A. Yes, I think that we can reduce the intensity with which fires burn in targeted areas, such as areas around communities. Efforts to thin forests can be focused in these settings to inhibit the spread of fire towards people’s homes and property.
Q. Wasn’t reducing the fuel load and prescribed burning recommended, among other measures, after the 2003 fire season when 260,000 hectares burned with costs of $700 million? Were these not done—or not enough?
A. Yes, prescribed burning and thinning were recommended following the 2003 fire season and these treatments were conducted in some regions. However, I do think that more can be done going forward, especially after this summer.
Q. I understand the area burned annually in Canada is 2.5 times larger than the area harvested. Does that mean we should allow more logging?
A. No, I don’t think we should log more! Many of the large fires that burn every year are in the northern boreal forests of Canada where it is very difficult and oftentimes unnecessary to suppress the fire (no people or communities nearby). Fire is also a very important part of the ecology of boreal forests and in these environments trees are generally not targeted for logging. The tree species and/or sizes are currently considered unsuitable.

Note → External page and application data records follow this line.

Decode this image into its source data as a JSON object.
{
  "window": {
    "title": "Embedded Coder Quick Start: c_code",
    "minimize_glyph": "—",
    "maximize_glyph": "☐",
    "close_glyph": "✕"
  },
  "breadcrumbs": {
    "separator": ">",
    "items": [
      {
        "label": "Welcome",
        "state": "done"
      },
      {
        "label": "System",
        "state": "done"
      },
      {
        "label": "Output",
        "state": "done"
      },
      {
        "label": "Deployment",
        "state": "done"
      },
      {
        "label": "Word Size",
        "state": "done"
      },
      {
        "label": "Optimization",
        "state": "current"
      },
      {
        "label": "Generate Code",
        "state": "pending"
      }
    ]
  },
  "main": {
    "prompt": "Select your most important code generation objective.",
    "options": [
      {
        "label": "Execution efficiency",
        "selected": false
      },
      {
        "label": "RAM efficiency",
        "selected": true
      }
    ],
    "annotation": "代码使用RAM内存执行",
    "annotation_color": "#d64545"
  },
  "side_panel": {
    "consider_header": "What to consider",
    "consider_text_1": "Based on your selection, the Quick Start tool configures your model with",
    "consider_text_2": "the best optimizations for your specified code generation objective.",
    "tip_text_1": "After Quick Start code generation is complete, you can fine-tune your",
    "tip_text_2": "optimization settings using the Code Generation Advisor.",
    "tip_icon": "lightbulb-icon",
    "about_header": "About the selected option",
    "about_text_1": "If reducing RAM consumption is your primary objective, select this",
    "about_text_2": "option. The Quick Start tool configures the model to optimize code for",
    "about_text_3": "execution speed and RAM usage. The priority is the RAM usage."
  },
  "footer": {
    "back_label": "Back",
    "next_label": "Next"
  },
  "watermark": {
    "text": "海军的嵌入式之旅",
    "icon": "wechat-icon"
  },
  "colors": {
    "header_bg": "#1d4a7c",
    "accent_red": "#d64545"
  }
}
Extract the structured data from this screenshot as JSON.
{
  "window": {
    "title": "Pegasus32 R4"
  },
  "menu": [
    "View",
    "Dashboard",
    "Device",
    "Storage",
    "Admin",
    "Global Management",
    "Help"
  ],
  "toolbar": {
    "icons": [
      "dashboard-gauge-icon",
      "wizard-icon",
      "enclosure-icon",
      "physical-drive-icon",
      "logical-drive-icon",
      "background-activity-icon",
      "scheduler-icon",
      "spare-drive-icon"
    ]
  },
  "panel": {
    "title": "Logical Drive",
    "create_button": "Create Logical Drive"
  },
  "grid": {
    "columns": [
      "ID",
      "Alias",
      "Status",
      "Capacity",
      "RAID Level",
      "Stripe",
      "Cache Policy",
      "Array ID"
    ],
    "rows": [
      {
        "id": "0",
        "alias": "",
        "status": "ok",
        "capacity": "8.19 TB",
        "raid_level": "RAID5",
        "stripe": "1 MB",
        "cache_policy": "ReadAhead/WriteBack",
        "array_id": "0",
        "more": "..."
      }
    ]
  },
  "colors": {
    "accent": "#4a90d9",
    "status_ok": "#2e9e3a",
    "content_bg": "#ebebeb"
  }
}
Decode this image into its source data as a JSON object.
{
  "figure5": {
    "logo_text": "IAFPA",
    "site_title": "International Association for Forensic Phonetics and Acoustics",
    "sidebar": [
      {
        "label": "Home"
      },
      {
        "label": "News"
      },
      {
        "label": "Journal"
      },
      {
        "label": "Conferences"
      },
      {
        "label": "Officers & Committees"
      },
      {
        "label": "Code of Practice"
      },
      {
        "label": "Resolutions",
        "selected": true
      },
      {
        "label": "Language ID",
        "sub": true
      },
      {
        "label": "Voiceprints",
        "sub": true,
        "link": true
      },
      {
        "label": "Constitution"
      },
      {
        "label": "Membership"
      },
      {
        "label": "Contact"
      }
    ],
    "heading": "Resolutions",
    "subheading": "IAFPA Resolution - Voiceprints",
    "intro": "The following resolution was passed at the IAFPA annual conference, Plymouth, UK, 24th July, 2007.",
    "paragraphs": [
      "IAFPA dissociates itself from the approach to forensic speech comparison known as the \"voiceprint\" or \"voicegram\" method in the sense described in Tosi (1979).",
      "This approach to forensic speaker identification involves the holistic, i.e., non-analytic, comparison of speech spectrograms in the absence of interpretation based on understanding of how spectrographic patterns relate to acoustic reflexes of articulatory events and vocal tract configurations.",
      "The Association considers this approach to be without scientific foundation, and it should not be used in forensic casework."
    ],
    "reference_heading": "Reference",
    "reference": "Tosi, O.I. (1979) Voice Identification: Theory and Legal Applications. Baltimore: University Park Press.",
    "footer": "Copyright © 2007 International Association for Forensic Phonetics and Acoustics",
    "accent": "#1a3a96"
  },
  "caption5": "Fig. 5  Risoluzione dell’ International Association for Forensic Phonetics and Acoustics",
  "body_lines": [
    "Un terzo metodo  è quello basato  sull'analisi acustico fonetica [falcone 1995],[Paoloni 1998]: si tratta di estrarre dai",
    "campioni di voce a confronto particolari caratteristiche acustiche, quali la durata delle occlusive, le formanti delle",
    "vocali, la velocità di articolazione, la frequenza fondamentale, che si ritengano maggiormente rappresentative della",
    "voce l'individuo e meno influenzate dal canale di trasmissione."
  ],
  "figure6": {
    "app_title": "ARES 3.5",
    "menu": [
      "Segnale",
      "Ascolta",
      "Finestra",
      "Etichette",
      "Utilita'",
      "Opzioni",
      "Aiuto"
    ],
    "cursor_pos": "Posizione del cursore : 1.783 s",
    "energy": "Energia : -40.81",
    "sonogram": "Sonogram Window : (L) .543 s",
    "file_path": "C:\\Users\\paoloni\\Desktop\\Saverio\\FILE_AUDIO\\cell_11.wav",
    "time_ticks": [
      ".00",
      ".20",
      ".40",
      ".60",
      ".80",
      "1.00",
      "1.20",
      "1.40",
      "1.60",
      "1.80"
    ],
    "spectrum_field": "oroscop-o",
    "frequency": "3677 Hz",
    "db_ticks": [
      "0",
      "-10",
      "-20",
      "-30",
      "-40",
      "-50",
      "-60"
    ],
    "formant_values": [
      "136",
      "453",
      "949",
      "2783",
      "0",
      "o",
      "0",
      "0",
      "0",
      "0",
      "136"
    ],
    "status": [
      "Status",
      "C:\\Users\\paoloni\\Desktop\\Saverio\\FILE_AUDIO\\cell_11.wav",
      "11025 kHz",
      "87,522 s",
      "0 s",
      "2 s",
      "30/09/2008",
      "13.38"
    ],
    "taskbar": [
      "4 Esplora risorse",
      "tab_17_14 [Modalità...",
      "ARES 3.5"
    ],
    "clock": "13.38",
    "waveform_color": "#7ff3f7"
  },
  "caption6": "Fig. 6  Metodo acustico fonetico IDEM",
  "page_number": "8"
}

Q. What in your mind is the best path forward? Is there any good news about BC forests and fire?
A. We cannot simply hope that a fire year like 2017 won’t happen again. It will happen again, and it will likely happen more frequently. We must use this summer as a catalyst for change in forest management practices and research.
There are many stakeholders to consider when we plan our path forward after this summer. We must first consider those directly affected by the fires of 2017 and hear their stories and collectively recover from a very difficult time.
We need to critically review how we manage our forests and look back to the 2003 fire year and see if we have made progress.
We need to integrate insights from historical fire perspectives, Indigenous land management practices, and fire behaviour and meterology science.
Immediate resources for directly reducing fire risk such as forest thinning and prescribed fire are essential.
Fire-related research needs to occur at all scales, and across all involved disciplines. The 2017 fires present an exciting opportunity for fire ecologists to examine what happens next. Understanding how landscapes recover after a fire will help us develop appropriate management strategies important for the reforestation. We also need to look at how other forest agencies, such as in the US and Australia, are managing forests and fire and provide opportunities for inter-interagency and international collaboration between managers and scientists.
Leslie Campbell is the editor of Focus.